Groundnuts are available in the winter and early spring months.
The Groundnut, also known as potato bean, Indian potato, apios americana and wild bean, is a tuber that is distantly related to the soybean and is a member of legume family. It is an herbaceous perennially plant that can spread its vines aggressively over teen feet.
Groundnuts contain a relatively high percentage of protein that is about three times more than that of white potatoes. Furthermore, they contain a fair amount of isoflavones that can help prevent prostate and breast cancers. They are rich in peptides which can help people who suffer from high blood pressure. Groundnuts are additionally rich in calcium, iron, vitamin E and dietary fiber. Their sugar content is higher than that of sweet potatoes, so they are as a result higher in calories.
Groundnuts can be eaten raw, however, they are best when they are cooked by roasting, boiling, grilling or deep frying. Because of their simple and sweet flavor, they can be added to soups, stews, stir-fries, curry, tempura, miso soup and Japanese Nimono. Choose ones that have a plump and round shape since they contain more nutrients. For a few days storing, wrap them in a newspaper and store them in a cool and dark and space. You can also put them in a plastic bag and store them in the refrigerator for a week. During the winter, you can store them in the ground until the spring.
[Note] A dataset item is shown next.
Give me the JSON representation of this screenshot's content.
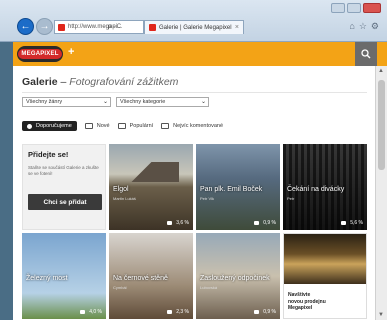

Groundnuts were commonly eaten by Native Americans and the Pilgrims. They can be found along the great prairie from Quebec to Minnesota, North Dakota, south and north central Colorado, Florida and Texas in the United States. Groundnuts were an important food source in Western Massachusetts for the early settlers. The name, apios came from the Greek apion “pear" because its shape resembled a pear. Groundnuts came to Japan in the Meiji period. They were mixed in the soil when the Japanese imported apple seedlings from the US. Today Groundnuts are harvested in Aomori prefecture, Chiba prefecture, Nagano prefecture, Kochi prefecture and Akita prefecture in Japan.
Recipes that include Groundnuts. One is easiest, three is harder.
|Eat the Weeds||Groundnut and Olive Stew|